### MATERIALS PROVIDED:
=== Begin Enclosure ===

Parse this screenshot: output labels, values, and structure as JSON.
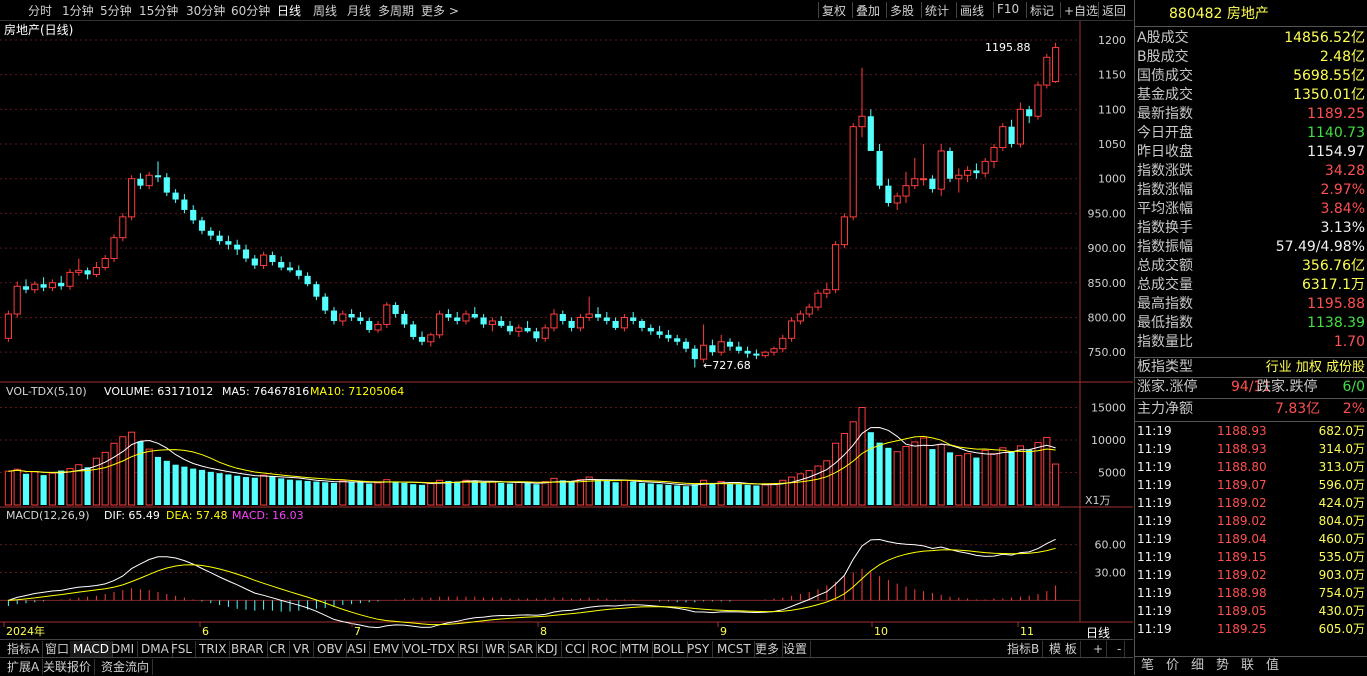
{
  "toolbar": {
    "periods": [
      "分时",
      "1分钟",
      "5分钟",
      "15分钟",
      "30分钟",
      "60分钟",
      "日线",
      "周线",
      "月线",
      "多周期",
      "更多 >"
    ],
    "active_period": "日线",
    "buttons": [
      "复权",
      "叠加",
      "多股",
      "统计",
      "画线",
      "F10",
      "标记",
      "+自选",
      "返回"
    ]
  },
  "chart": {
    "title": "房地产(日线)",
    "high_label": "1195.88",
    "low_label": "←727.68",
    "vol_header": {
      "prefix": "VOL-TDX(5,10)",
      "volume": "VOLUME: 63171012",
      "ma5": "MA5: 76467816",
      "ma10": "MA10: 71205064"
    },
    "vol_unit": "X1万",
    "macd_header": {
      "prefix": "MACD(12,26,9)",
      "dif": "DIF: 65.49",
      "dea": "DEA: 57.48",
      "macd": "MACD: 16.03"
    },
    "price_ticks": [
      "1200",
      "1150",
      "1100",
      "1050",
      "1000",
      "950.00",
      "900.00",
      "850.00",
      "800.00",
      "750.00"
    ],
    "vol_ticks": [
      "15000",
      "10000",
      "5000"
    ],
    "macd_ticks": [
      "60.00",
      "30.00"
    ],
    "date_labels": [
      "2024年",
      "6",
      "7",
      "8",
      "9",
      "10",
      "11"
    ],
    "period_label": "日线"
  },
  "chart_data": {
    "type": "candlestick",
    "title": "房地产(日线)",
    "ylim": [
      720,
      1210
    ],
    "high": 1195.88,
    "low": 727.68,
    "colors": {
      "up": "#ff3c3c",
      "down": "#54ffff",
      "ma5": "#ffffff",
      "ma10": "#ffff00",
      "dif": "#ffffff",
      "dea": "#ffff00"
    },
    "ohlc": [
      [
        770,
        810,
        765,
        805
      ],
      [
        805,
        852,
        800,
        845
      ],
      [
        845,
        855,
        835,
        840
      ],
      [
        840,
        852,
        835,
        848
      ],
      [
        848,
        858,
        838,
        843
      ],
      [
        843,
        855,
        838,
        850
      ],
      [
        850,
        860,
        840,
        845
      ],
      [
        845,
        870,
        840,
        865
      ],
      [
        865,
        885,
        860,
        868
      ],
      [
        868,
        872,
        855,
        862
      ],
      [
        862,
        880,
        858,
        872
      ],
      [
        872,
        890,
        868,
        885
      ],
      [
        885,
        920,
        880,
        915
      ],
      [
        915,
        950,
        910,
        945
      ],
      [
        945,
        1005,
        940,
        1000
      ],
      [
        1000,
        1008,
        985,
        990
      ],
      [
        990,
        1010,
        985,
        1005
      ],
      [
        1005,
        1025,
        995,
        1002
      ],
      [
        1002,
        1008,
        975,
        980
      ],
      [
        980,
        985,
        965,
        970
      ],
      [
        970,
        978,
        950,
        955
      ],
      [
        955,
        962,
        935,
        940
      ],
      [
        940,
        945,
        920,
        925
      ],
      [
        925,
        930,
        912,
        918
      ],
      [
        918,
        925,
        905,
        910
      ],
      [
        910,
        918,
        898,
        905
      ],
      [
        905,
        912,
        890,
        898
      ],
      [
        898,
        905,
        880,
        885
      ],
      [
        885,
        890,
        870,
        875
      ],
      [
        875,
        895,
        870,
        890
      ],
      [
        890,
        895,
        875,
        880
      ],
      [
        880,
        888,
        868,
        872
      ],
      [
        872,
        880,
        865,
        868
      ],
      [
        868,
        875,
        855,
        860
      ],
      [
        860,
        865,
        845,
        848
      ],
      [
        848,
        852,
        825,
        830
      ],
      [
        830,
        835,
        805,
        810
      ],
      [
        810,
        815,
        790,
        795
      ],
      [
        795,
        810,
        788,
        805
      ],
      [
        805,
        812,
        795,
        800
      ],
      [
        800,
        808,
        790,
        795
      ],
      [
        795,
        800,
        778,
        782
      ],
      [
        782,
        795,
        778,
        790
      ],
      [
        790,
        822,
        785,
        818
      ],
      [
        818,
        822,
        800,
        805
      ],
      [
        805,
        810,
        785,
        790
      ],
      [
        790,
        795,
        768,
        772
      ],
      [
        772,
        780,
        760,
        765
      ],
      [
        765,
        778,
        758,
        775
      ],
      [
        775,
        810,
        770,
        805
      ],
      [
        805,
        812,
        795,
        800
      ],
      [
        800,
        808,
        790,
        795
      ],
      [
        795,
        810,
        790,
        805
      ],
      [
        805,
        815,
        798,
        800
      ],
      [
        800,
        805,
        785,
        790
      ],
      [
        790,
        800,
        780,
        795
      ],
      [
        795,
        802,
        785,
        788
      ],
      [
        788,
        795,
        775,
        780
      ],
      [
        780,
        790,
        772,
        785
      ],
      [
        785,
        795,
        778,
        780
      ],
      [
        780,
        785,
        765,
        770
      ],
      [
        770,
        790,
        765,
        785
      ],
      [
        785,
        812,
        780,
        805
      ],
      [
        805,
        810,
        790,
        795
      ],
      [
        795,
        800,
        780,
        785
      ],
      [
        785,
        805,
        780,
        800
      ],
      [
        800,
        830,
        795,
        805
      ],
      [
        805,
        815,
        795,
        800
      ],
      [
        800,
        808,
        790,
        795
      ],
      [
        795,
        800,
        782,
        785
      ],
      [
        785,
        805,
        780,
        800
      ],
      [
        800,
        808,
        790,
        795
      ],
      [
        795,
        798,
        780,
        785
      ],
      [
        785,
        790,
        775,
        780
      ],
      [
        780,
        788,
        770,
        775
      ],
      [
        775,
        782,
        765,
        770
      ],
      [
        770,
        775,
        760,
        765
      ],
      [
        765,
        770,
        750,
        755
      ],
      [
        755,
        760,
        728,
        740
      ],
      [
        740,
        790,
        735,
        760
      ],
      [
        760,
        768,
        745,
        750
      ],
      [
        750,
        775,
        745,
        765
      ],
      [
        765,
        770,
        752,
        758
      ],
      [
        758,
        765,
        748,
        752
      ],
      [
        752,
        758,
        742,
        748
      ],
      [
        748,
        754,
        740,
        745
      ],
      [
        745,
        752,
        742,
        750
      ],
      [
        750,
        758,
        745,
        755
      ],
      [
        755,
        775,
        750,
        770
      ],
      [
        770,
        800,
        765,
        795
      ],
      [
        795,
        810,
        790,
        805
      ],
      [
        805,
        820,
        800,
        815
      ],
      [
        815,
        840,
        810,
        835
      ],
      [
        835,
        850,
        828,
        840
      ],
      [
        840,
        910,
        835,
        905
      ],
      [
        905,
        950,
        900,
        945
      ],
      [
        945,
        1080,
        940,
        1075
      ],
      [
        1075,
        1160,
        1060,
        1090
      ],
      [
        1090,
        1100,
        1045,
        1040
      ],
      [
        1040,
        1050,
        985,
        990
      ],
      [
        990,
        1000,
        960,
        965
      ],
      [
        965,
        980,
        955,
        975
      ],
      [
        975,
        1010,
        965,
        990
      ],
      [
        990,
        1030,
        985,
        1000
      ],
      [
        1000,
        1050,
        990,
        1000
      ],
      [
        1000,
        1005,
        980,
        985
      ],
      [
        985,
        1050,
        975,
        1040
      ],
      [
        1040,
        1045,
        995,
        1000
      ],
      [
        1000,
        1015,
        980,
        1005
      ],
      [
        1005,
        1018,
        995,
        1012
      ],
      [
        1012,
        1022,
        1000,
        1008
      ],
      [
        1008,
        1030,
        1002,
        1025
      ],
      [
        1025,
        1050,
        1015,
        1045
      ],
      [
        1045,
        1080,
        1040,
        1075
      ],
      [
        1075,
        1085,
        1045,
        1050
      ],
      [
        1050,
        1110,
        1045,
        1100
      ],
      [
        1100,
        1105,
        1080,
        1090
      ],
      [
        1090,
        1140,
        1085,
        1135
      ],
      [
        1135,
        1180,
        1130,
        1175
      ],
      [
        1140,
        1196,
        1138,
        1189
      ]
    ],
    "volume": [
      5200,
      5500,
      4800,
      5100,
      4600,
      4900,
      5300,
      5600,
      6200,
      5800,
      7200,
      8100,
      9500,
      10500,
      11200,
      9800,
      8600,
      7400,
      6800,
      6200,
      5900,
      5600,
      5400,
      5100,
      4900,
      4700,
      4500,
      4300,
      4200,
      4600,
      4400,
      4100,
      3900,
      3800,
      3700,
      3600,
      3500,
      3400,
      3700,
      3600,
      3500,
      3300,
      3400,
      3900,
      3600,
      3400,
      3200,
      3100,
      3300,
      3800,
      3700,
      3600,
      3800,
      3700,
      3500,
      3600,
      3400,
      3300,
      3500,
      3400,
      3200,
      3600,
      4100,
      3800,
      3600,
      3900,
      4300,
      3900,
      3700,
      3500,
      3800,
      3600,
      3400,
      3300,
      3200,
      3100,
      3000,
      2900,
      3200,
      3800,
      3400,
      3600,
      3300,
      3200,
      3100,
      3000,
      3100,
      3300,
      3800,
      4300,
      4800,
      5300,
      6000,
      6800,
      9500,
      11000,
      12800,
      15000,
      11200,
      9600,
      8800,
      8200,
      9000,
      9700,
      10300,
      8600,
      9300,
      8100,
      7600,
      7900,
      7300,
      8400,
      7900,
      8800,
      8300,
      9100,
      8500,
      9600,
      10400,
      6300
    ],
    "macd_hist": [
      -6,
      -4,
      -3,
      -2,
      -1,
      0,
      1,
      2,
      3,
      4,
      5,
      7,
      9,
      11,
      13,
      12,
      11,
      9,
      7,
      5,
      3,
      1,
      -1,
      -3,
      -5,
      -7,
      -9,
      -10,
      -11,
      -10,
      -11,
      -12,
      -12,
      -11,
      -10,
      -9,
      -8,
      -7,
      -5,
      -4,
      -3,
      -2,
      -1,
      0,
      1,
      2,
      2,
      3,
      3,
      4,
      4,
      4,
      4,
      4,
      3,
      3,
      3,
      2,
      2,
      2,
      2,
      2,
      3,
      3,
      2,
      2,
      3,
      2,
      2,
      1,
      1,
      1,
      0,
      0,
      -1,
      -1,
      -2,
      -2,
      -2,
      -1,
      -1,
      -1,
      -1,
      0,
      0,
      0,
      1,
      2,
      3,
      5,
      7,
      9,
      12,
      16,
      20,
      26,
      30,
      34,
      30,
      26,
      22,
      18,
      15,
      12,
      10,
      8,
      6,
      4,
      3,
      2,
      1,
      1,
      2,
      2,
      3,
      4,
      5,
      7,
      10,
      16
    ],
    "macd_range": [
      -20,
      80
    ]
  },
  "right_panel": {
    "code": "880482",
    "name": "房地产",
    "stats": [
      {
        "label": "A股成交",
        "value": "14856.52亿",
        "color": "yellow"
      },
      {
        "label": "B股成交",
        "value": "2.48亿",
        "color": "yellow"
      },
      {
        "label": "国债成交",
        "value": "5698.55亿",
        "color": "yellow"
      },
      {
        "label": "基金成交",
        "value": "1350.01亿",
        "color": "yellow"
      },
      {
        "label": "最新指数",
        "value": "1189.25",
        "color": "red"
      },
      {
        "label": "今日开盘",
        "value": "1140.73",
        "color": "green"
      },
      {
        "label": "昨日收盘",
        "value": "1154.97",
        "color": "white"
      },
      {
        "label": "指数涨跌",
        "value": "34.28",
        "color": "red"
      },
      {
        "label": "指数涨幅",
        "value": "2.97%",
        "color": "red"
      },
      {
        "label": "平均涨幅",
        "value": "3.84%",
        "color": "red"
      },
      {
        "label": "指数换手",
        "value": "3.13%",
        "color": "white"
      },
      {
        "label": "指数振幅",
        "value": "57.49/4.98%",
        "color": "white"
      },
      {
        "label": "总成交额",
        "value": "356.76亿",
        "color": "yellow"
      },
      {
        "label": "总成交量",
        "value": "6317.1万",
        "color": "yellow"
      },
      {
        "label": "最高指数",
        "value": "1195.88",
        "color": "red"
      },
      {
        "label": "最低指数",
        "value": "1138.39",
        "color": "green"
      },
      {
        "label": "指数量比",
        "value": "1.70",
        "color": "red"
      }
    ],
    "board_type_label": "板指类型",
    "board_type_value": "行业 加权 成份股",
    "rise_label": "涨家.涨停",
    "rise_value": "94/11",
    "fall_label": "跌家.跌停",
    "fall_value": "6/0",
    "net_label": "主力净额",
    "net_value": "7.83亿",
    "net_pct": "2%",
    "ticks": [
      {
        "time": "11:19",
        "price": "1188.93",
        "vol": "682.0万"
      },
      {
        "time": "11:19",
        "price": "1188.93",
        "vol": "314.0万"
      },
      {
        "time": "11:19",
        "price": "1188.80",
        "vol": "313.0万"
      },
      {
        "time": "11:19",
        "price": "1189.07",
        "vol": "596.0万"
      },
      {
        "time": "11:19",
        "price": "1189.02",
        "vol": "424.0万"
      },
      {
        "time": "11:19",
        "price": "1189.02",
        "vol": "804.0万"
      },
      {
        "time": "11:19",
        "price": "1189.04",
        "vol": "460.0万"
      },
      {
        "time": "11:19",
        "price": "1189.15",
        "vol": "535.0万"
      },
      {
        "time": "11:19",
        "price": "1189.02",
        "vol": "903.0万"
      },
      {
        "time": "11:19",
        "price": "1188.98",
        "vol": "754.0万"
      },
      {
        "time": "11:19",
        "price": "1189.05",
        "vol": "430.0万"
      },
      {
        "time": "11:19",
        "price": "1189.25",
        "vol": "605.0万"
      }
    ],
    "bottom_tabs": [
      "笔",
      "价",
      "细",
      "势",
      "联",
      "值"
    ]
  },
  "indicator_tabs": [
    "指标A",
    "窗口",
    "MACD",
    "DMI",
    "DMA",
    "FSL",
    "TRIX",
    "BRAR",
    "CR",
    "VR",
    "OBV",
    "ASI",
    "EMV",
    "VOL-TDX",
    "RSI",
    "WR",
    "SAR",
    "KDJ",
    "CCI",
    "ROC",
    "MTM",
    "BOLL",
    "PSY",
    "MCST",
    "更多",
    "设置"
  ],
  "indicator_right": [
    "指标B",
    "模 板",
    "+",
    "-"
  ],
  "bottom_row": [
    "扩展A",
    "关联报价",
    "资金流向"
  ]
}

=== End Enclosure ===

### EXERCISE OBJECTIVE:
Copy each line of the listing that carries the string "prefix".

### RESULT OF THIS TASK:
      "prefix": "VOL-TDX(5,10)",
      "prefix": "MACD(12,26,9)",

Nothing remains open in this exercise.